Exercise:
When you repeat the entries below, please keep them exact and leave out the pictures.

┌─ Input

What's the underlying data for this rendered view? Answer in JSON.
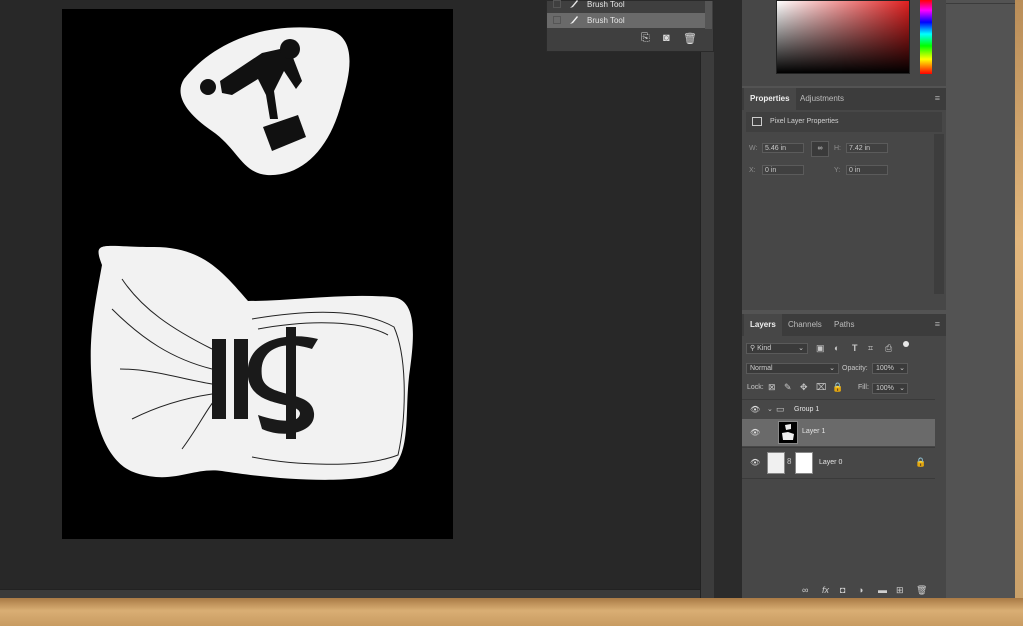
{
  "history": {
    "rows": [
      {
        "label": "Brush Tool",
        "selected": false
      },
      {
        "label": "Brush Tool",
        "selected": true
      }
    ]
  },
  "properties": {
    "tabs": [
      "Properties",
      "Adjustments"
    ],
    "header": "Pixel Layer Properties",
    "w_label": "W:",
    "w_value": "5.46 in",
    "h_label": "H:",
    "h_value": "7.42 in",
    "x_label": "X:",
    "x_value": "0 in",
    "y_label": "Y:",
    "y_value": "0 in"
  },
  "layers": {
    "tabs": [
      "Layers",
      "Channels",
      "Paths"
    ],
    "filter_kind": "Kind",
    "blend_mode": "Normal",
    "opacity_label": "Opacity:",
    "opacity_value": "100%",
    "lock_label": "Lock:",
    "fill_label": "Fill:",
    "fill_value": "100%",
    "items": [
      {
        "name": "Group 1",
        "type": "group"
      },
      {
        "name": "Layer 1",
        "type": "pixel",
        "selected": true
      },
      {
        "name": "Layer 0",
        "type": "pixel-mask",
        "locked": true
      }
    ]
  },
  "colors": {
    "accent_selection": "#6a6a6a",
    "canvas_bg": "#282828",
    "panel_bg": "#474747"
  }
}
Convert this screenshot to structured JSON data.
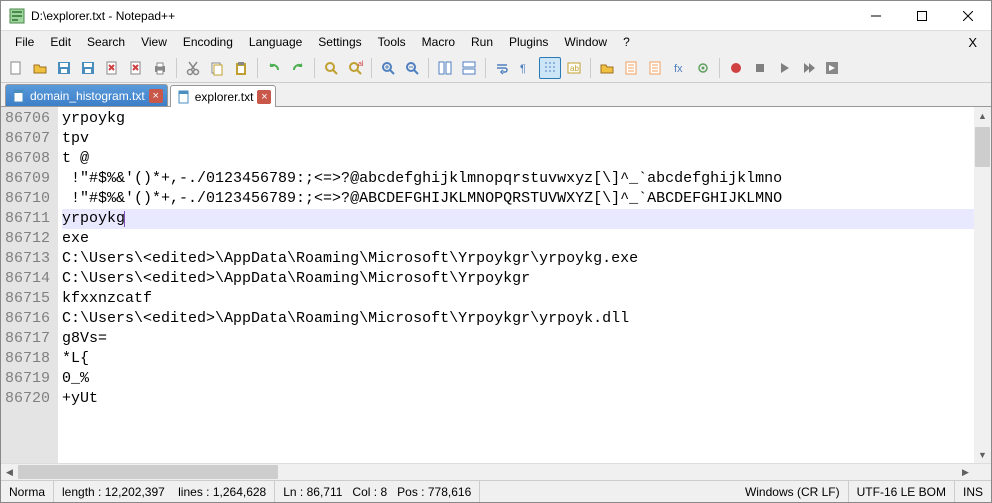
{
  "window": {
    "title": "D:\\explorer.txt - Notepad++"
  },
  "menu": {
    "items": [
      "File",
      "Edit",
      "Search",
      "View",
      "Encoding",
      "Language",
      "Settings",
      "Tools",
      "Macro",
      "Run",
      "Plugins",
      "Window",
      "?"
    ]
  },
  "toolbar": {
    "groups": [
      [
        "new-file",
        "open-file",
        "save",
        "save-all",
        "close",
        "close-all",
        "print"
      ],
      [
        "cut",
        "copy",
        "paste"
      ],
      [
        "undo",
        "redo"
      ],
      [
        "find",
        "replace"
      ],
      [
        "zoom-in",
        "zoom-out"
      ],
      [
        "sync-v",
        "sync-h"
      ],
      [
        "word-wrap",
        "show-all",
        "indent-guide",
        "user-lang"
      ],
      [
        "folder-explorer",
        "doc-map",
        "doc-list",
        "function-list",
        "monitoring"
      ],
      [
        "record-macro",
        "stop-macro",
        "play-macro",
        "play-multi",
        "save-macro"
      ]
    ],
    "active": [
      "indent-guide"
    ]
  },
  "tabs": [
    {
      "label": "domain_histogram.txt",
      "active": false
    },
    {
      "label": "explorer.txt",
      "active": true
    }
  ],
  "editor": {
    "first_line_number": 86706,
    "current_line_index": 5,
    "lines": [
      "yrpoykg",
      "tpv",
      "t @",
      " !\"#$%&'()*+,-./0123456789:;<=>?@abcdefghijklmnopqrstuvwxyz[\\]^_`abcdefghijklmno",
      " !\"#$%&'()*+,-./0123456789:;<=>?@ABCDEFGHIJKLMNOPQRSTUVWXYZ[\\]^_`ABCDEFGHIJKLMNO",
      "yrpoykg",
      "exe",
      "C:\\Users\\<edited>\\AppData\\Roaming\\Microsoft\\Yrpoykgr\\yrpoykg.exe",
      "C:\\Users\\<edited>\\AppData\\Roaming\\Microsoft\\Yrpoykgr",
      "kfxxnzcatf",
      "C:\\Users\\<edited>\\AppData\\Roaming\\Microsoft\\Yrpoykgr\\yrpoyk.dll",
      "g8Vs=",
      "*L{",
      "0_%",
      "+yUt"
    ]
  },
  "status": {
    "doc_type": "Norma",
    "length_label": "length :",
    "length": "12,202,397",
    "lines_label": "lines :",
    "lines": "1,264,628",
    "ln_label": "Ln :",
    "ln": "86,711",
    "col_label": "Col :",
    "col": "8",
    "pos_label": "Pos :",
    "pos": "778,616",
    "eol": "Windows (CR LF)",
    "encoding": "UTF-16 LE BOM",
    "mode": "INS"
  },
  "icon_colors": {
    "new": "#f5f5f0",
    "open": "#f0c040",
    "save": "#4a8ec0",
    "print": "#888",
    "cut": "#888",
    "copy": "#c0a030",
    "paste": "#c0a030",
    "undo": "#4caf50",
    "redo": "#4caf50",
    "find": "#c0a030",
    "zoom": "#5080c0",
    "record": "#d04040"
  }
}
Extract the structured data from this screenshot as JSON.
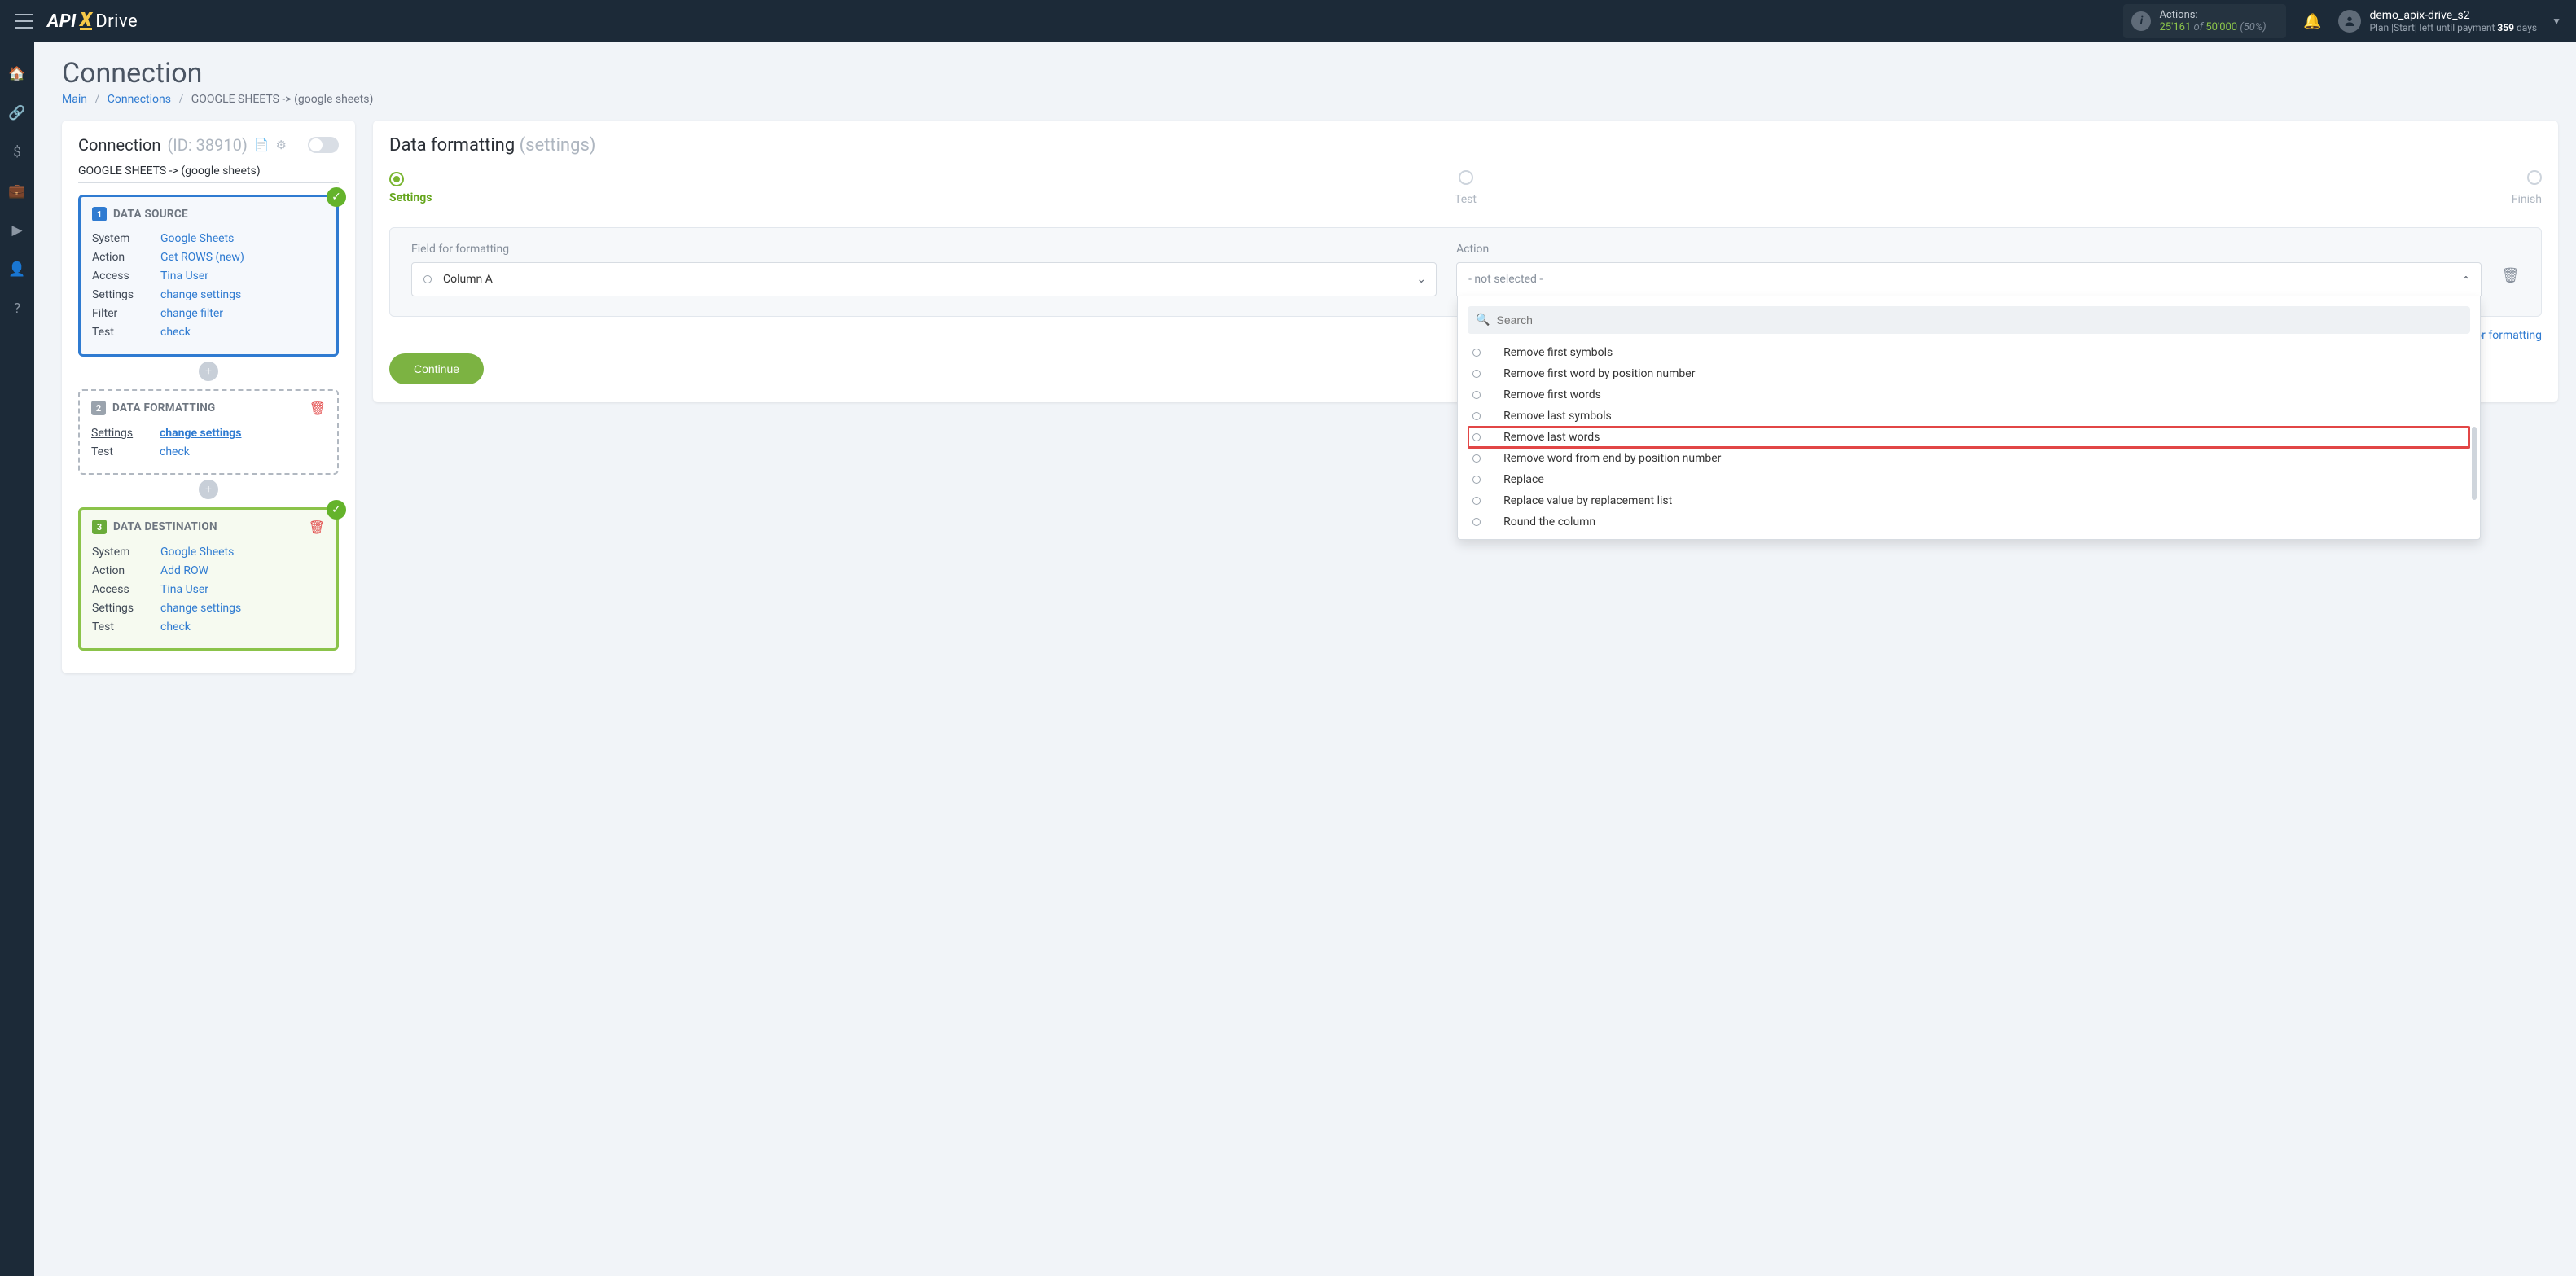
{
  "topbar": {
    "logo": {
      "api": "API",
      "x": "X",
      "drive": "Drive"
    },
    "actions_box": {
      "label": "Actions:",
      "used": "25'161",
      "of": "of",
      "total": "50'000",
      "pct": "(50%)"
    },
    "user": {
      "name": "demo_apix-drive_s2",
      "plan_prefix": "Plan |Start| left until payment ",
      "days": "359",
      "plan_suffix": " days"
    }
  },
  "sidenav": {
    "items": [
      {
        "name": "home-icon",
        "glyph": "🏠"
      },
      {
        "name": "sitemap-icon",
        "glyph": "🔗"
      },
      {
        "name": "dollar-icon",
        "glyph": "$"
      },
      {
        "name": "briefcase-icon",
        "glyph": "💼"
      },
      {
        "name": "youtube-icon",
        "glyph": "▶"
      },
      {
        "name": "user-icon",
        "glyph": "👤"
      },
      {
        "name": "help-icon",
        "glyph": "?"
      }
    ]
  },
  "page": {
    "title": "Connection",
    "breadcrumb": {
      "main": "Main",
      "connections": "Connections",
      "current": "GOOGLE SHEETS -> (google sheets)"
    }
  },
  "left": {
    "header": {
      "title": "Connection",
      "id": "(ID: 38910)"
    },
    "conn_name": "GOOGLE SHEETS -> (google sheets)",
    "source": {
      "title": "DATA SOURCE",
      "rows": [
        {
          "k": "System",
          "v": "Google Sheets"
        },
        {
          "k": "Action",
          "v": "Get ROWS (new)"
        },
        {
          "k": "Access",
          "v": "Tina User"
        },
        {
          "k": "Settings",
          "v": "change settings"
        },
        {
          "k": "Filter",
          "v": "change filter"
        },
        {
          "k": "Test",
          "v": "check"
        }
      ]
    },
    "format": {
      "title": "DATA FORMATTING",
      "rows": [
        {
          "k": "Settings",
          "v": "change settings"
        },
        {
          "k": "Test",
          "v": "check"
        }
      ]
    },
    "dest": {
      "title": "DATA DESTINATION",
      "rows": [
        {
          "k": "System",
          "v": "Google Sheets"
        },
        {
          "k": "Action",
          "v": "Add ROW"
        },
        {
          "k": "Access",
          "v": "Tina User"
        },
        {
          "k": "Settings",
          "v": "change settings"
        },
        {
          "k": "Test",
          "v": "check"
        }
      ]
    }
  },
  "right": {
    "title_main": "Data formatting ",
    "title_grey": "(settings)",
    "steps": [
      {
        "label": "Settings",
        "active": true
      },
      {
        "label": "Test",
        "active": false
      },
      {
        "label": "Finish",
        "active": false
      }
    ],
    "field_label": "Field for formatting",
    "field_value": "Column A",
    "action_label": "Action",
    "action_value": "- not selected -",
    "search_placeholder": "Search",
    "dropdown_options": [
      "Remove first symbols",
      "Remove first word by position number",
      "Remove first words",
      "Remove last symbols",
      "Remove last words",
      "Remove word from end by position number",
      "Replace",
      "Replace value by replacement list",
      "Round the column"
    ],
    "dropdown_highlight_index": 4,
    "add_link": "+ Add field for formatting",
    "continue": "Continue"
  }
}
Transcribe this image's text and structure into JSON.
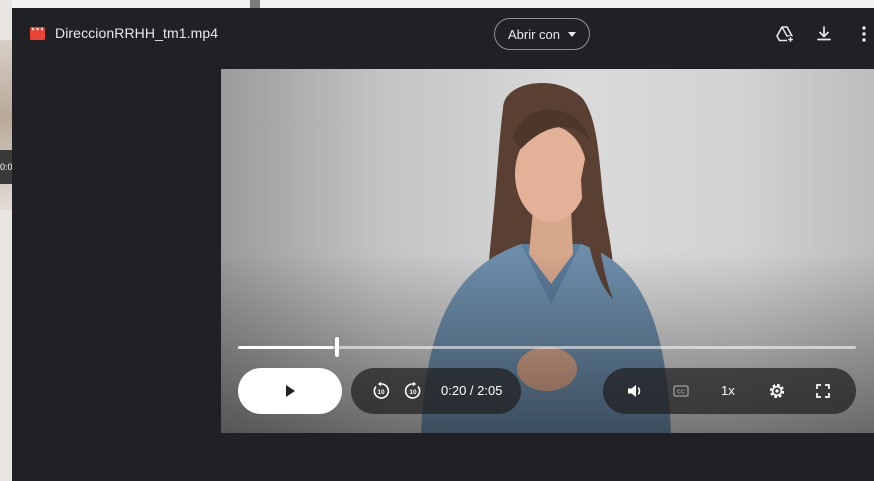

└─

Expected answer:
What's the underlying data for this rendered view? Answer in JSON.
{
  "history": {
    "rows": [
      {
        "label": "Brush Tool",
        "selected": false
      },
      {
        "label": "Brush Tool",
        "selected": true
      }
    ]
  },
  "properties": {
    "tabs": [
      "Properties",
      "Adjustments"
    ],
    "header": "Pixel Layer Properties",
    "w_label": "W:",
    "w_value": "5.46 in",
    "h_label": "H:",
    "h_value": "7.42 in",
    "x_label": "X:",
    "x_value": "0 in",
    "y_label": "Y:",
    "y_value": "0 in"
  },
  "layers": {
    "tabs": [
      "Layers",
      "Channels",
      "Paths"
    ],
    "filter_kind": "Kind",
    "blend_mode": "Normal",
    "opacity_label": "Opacity:",
    "opacity_value": "100%",
    "lock_label": "Lock:",
    "fill_label": "Fill:",
    "fill_value": "100%",
    "items": [
      {
        "name": "Group 1",
        "type": "group"
      },
      {
        "name": "Layer 1",
        "type": "pixel",
        "selected": true
      },
      {
        "name": "Layer 0",
        "type": "pixel-mask",
        "locked": true
      }
    ]
  },
  "colors": {
    "accent_selection": "#6a6a6a",
    "canvas_bg": "#282828",
    "panel_bg": "#474747"
  }
}
Convert this screenshot to structured JSON data.
{
  "window": {
    "title": "D:\\explorer.txt - Notepad++"
  },
  "menu": {
    "items": [
      "File",
      "Edit",
      "Search",
      "View",
      "Encoding",
      "Language",
      "Settings",
      "Tools",
      "Macro",
      "Run",
      "Plugins",
      "Window",
      "?"
    ]
  },
  "toolbar": {
    "groups": [
      [
        "new-file",
        "open-file",
        "save",
        "save-all",
        "close",
        "close-all",
        "print"
      ],
      [
        "cut",
        "copy",
        "paste"
      ],
      [
        "undo",
        "redo"
      ],
      [
        "find",
        "replace"
      ],
      [
        "zoom-in",
        "zoom-out"
      ],
      [
        "sync-v",
        "sync-h"
      ],
      [
        "word-wrap",
        "show-all",
        "indent-guide",
        "user-lang"
      ],
      [
        "folder-explorer",
        "doc-map",
        "doc-list",
        "function-list",
        "monitoring"
      ],
      [
        "record-macro",
        "stop-macro",
        "play-macro",
        "play-multi",
        "save-macro"
      ]
    ],
    "active": [
      "indent-guide"
    ]
  },
  "tabs": [
    {
      "label": "domain_histogram.txt",
      "active": false
    },
    {
      "label": "explorer.txt",
      "active": true
    }
  ],
  "editor": {
    "first_line_number": 86706,
    "current_line_index": 5,
    "lines": [
      "yrpoykg",
      "tpv",
      "t @",
      " !\"#$%&'()*+,-./0123456789:;<=>?@abcdefghijklmnopqrstuvwxyz[\\]^_`abcdefghijklmno",
      " !\"#$%&'()*+,-./0123456789:;<=>?@ABCDEFGHIJKLMNOPQRSTUVWXYZ[\\]^_`ABCDEFGHIJKLMNO",
      "yrpoykg",
      "exe",
      "C:\\Users\\<edited>\\AppData\\Roaming\\Microsoft\\Yrpoykgr\\yrpoykg.exe",
      "C:\\Users\\<edited>\\AppData\\Roaming\\Microsoft\\Yrpoykgr",
      "kfxxnzcatf",
      "C:\\Users\\<edited>\\AppData\\Roaming\\Microsoft\\Yrpoykgr\\yrpoyk.dll",
      "g8Vs=",
      "*L{",
      "0_%",
      "+yUt"
    ]
  },
  "status": {
    "doc_type": "Norma",
    "length_label": "length :",
    "length": "12,202,397",
    "lines_label": "lines :",
    "lines": "1,264,628",
    "ln_label": "Ln :",
    "ln": "86,711",
    "col_label": "Col :",
    "col": "8",
    "pos_label": "Pos :",
    "pos": "778,616",
    "eol": "Windows (CR LF)",
    "encoding": "UTF-16 LE BOM",
    "mode": "INS"
  },
  "icon_colors": {
    "new": "#f5f5f0",
    "open": "#f0c040",
    "save": "#4a8ec0",
    "print": "#888",
    "cut": "#888",
    "copy": "#c0a030",
    "paste": "#c0a030",
    "undo": "#4caf50",
    "redo": "#4caf50",
    "find": "#c0a030",
    "zoom": "#5080c0",
    "record": "#d04040"
  }
}
Extract the structured data from this screenshot as JSON.
{
  "topbar": {
    "logo": {
      "api": "API",
      "x": "X",
      "drive": "Drive"
    },
    "actions_box": {
      "label": "Actions:",
      "used": "25'161",
      "of": "of",
      "total": "50'000",
      "pct": "(50%)"
    },
    "user": {
      "name": "demo_apix-drive_s2",
      "plan_prefix": "Plan |Start| left until payment ",
      "days": "359",
      "plan_suffix": " days"
    }
  },
  "sidenav": {
    "items": [
      {
        "name": "home-icon",
        "glyph": "🏠"
      },
      {
        "name": "sitemap-icon",
        "glyph": "🔗"
      },
      {
        "name": "dollar-icon",
        "glyph": "$"
      },
      {
        "name": "briefcase-icon",
        "glyph": "💼"
      },
      {
        "name": "youtube-icon",
        "glyph": "▶"
      },
      {
        "name": "user-icon",
        "glyph": "👤"
      },
      {
        "name": "help-icon",
        "glyph": "?"
      }
    ]
  },
  "page": {
    "title": "Connection",
    "breadcrumb": {
      "main": "Main",
      "connections": "Connections",
      "current": "GOOGLE SHEETS -> (google sheets)"
    }
  },
  "left": {
    "header": {
      "title": "Connection",
      "id": "(ID: 38910)"
    },
    "conn_name": "GOOGLE SHEETS -> (google sheets)",
    "source": {
      "title": "DATA SOURCE",
      "rows": [
        {
          "k": "System",
          "v": "Google Sheets"
        },
        {
          "k": "Action",
          "v": "Get ROWS (new)"
        },
        {
          "k": "Access",
          "v": "Tina User"
        },
        {
          "k": "Settings",
          "v": "change settings"
        },
        {
          "k": "Filter",
          "v": "change filter"
        },
        {
          "k": "Test",
          "v": "check"
        }
      ]
    },
    "format": {
      "title": "DATA FORMATTING",
      "rows": [
        {
          "k": "Settings",
          "v": "change settings"
        },
        {
          "k": "Test",
          "v": "check"
        }
      ]
    },
    "dest": {
      "title": "DATA DESTINATION",
      "rows": [
        {
          "k": "System",
          "v": "Google Sheets"
        },
        {
          "k": "Action",
          "v": "Add ROW"
        },
        {
          "k": "Access",
          "v": "Tina User"
        },
        {
          "k": "Settings",
          "v": "change settings"
        },
        {
          "k": "Test",
          "v": "check"
        }
      ]
    }
  },
  "right": {
    "title_main": "Data formatting ",
    "title_grey": "(settings)",
    "steps": [
      {
        "label": "Settings",
        "active": true
      },
      {
        "label": "Test",
        "active": false
      },
      {
        "label": "Finish",
        "active": false
      }
    ],
    "field_label": "Field for formatting",
    "field_value": "Column A",
    "action_label": "Action",
    "action_value": "- not selected -",
    "search_placeholder": "Search",
    "dropdown_options": [
      "Remove first symbols",
      "Remove first word by position number",
      "Remove first words",
      "Remove last symbols",
      "Remove last words",
      "Remove word from end by position number",
      "Replace",
      "Replace value by replacement list",
      "Round the column"
    ],
    "dropdown_highlight_index": 4,
    "add_link": "+ Add field for formatting",
    "continue": "Continue"
  }
}
Transcribe this image's text and structure into JSON.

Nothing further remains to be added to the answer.